PROBLEM DESCRIPTION:
Please report how many lines in the records below contain the word "icon", giving only that number.

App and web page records
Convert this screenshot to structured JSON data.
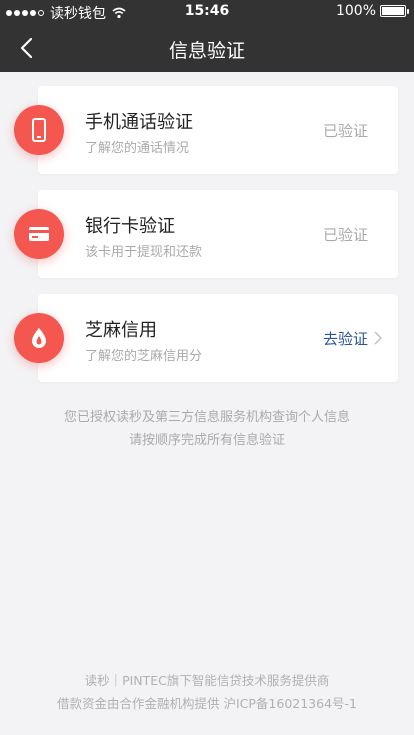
{
  "status_bar": {
    "carrier": "读秒钱包",
    "time": "15:46",
    "battery": "100%",
    "battery_level": 1.0
  },
  "nav": {
    "title": "信息验证",
    "back_icon": "chevron-left-icon"
  },
  "items": [
    {
      "title": "手机通话验证",
      "subtitle": "了解您的通话情况",
      "status": "已验证",
      "icon": "phone-icon"
    },
    {
      "title": "银行卡验证",
      "subtitle": "该卡用于提现和还款",
      "status": "已验证",
      "icon": "card-icon"
    },
    {
      "title": "芝麻信用",
      "subtitle": "了解您的芝麻信用分",
      "status": "去验证",
      "icon": "sesame-icon"
    }
  ],
  "notice": {
    "line1": "您已授权读秒及第三方信息服务机构查询个人信息",
    "line2": "请按顺序完成所有信息验证"
  },
  "footer": {
    "line1": "读秒｜PINTEC旗下智能信贷技术服务提供商",
    "line2": "借款资金由合作金融机构提供  沪ICP备16021364号-1"
  },
  "colors": {
    "accent": "#f4574f",
    "action": "#2a5599",
    "header_bg": "#333334"
  }
}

TASK SOLUTION:
4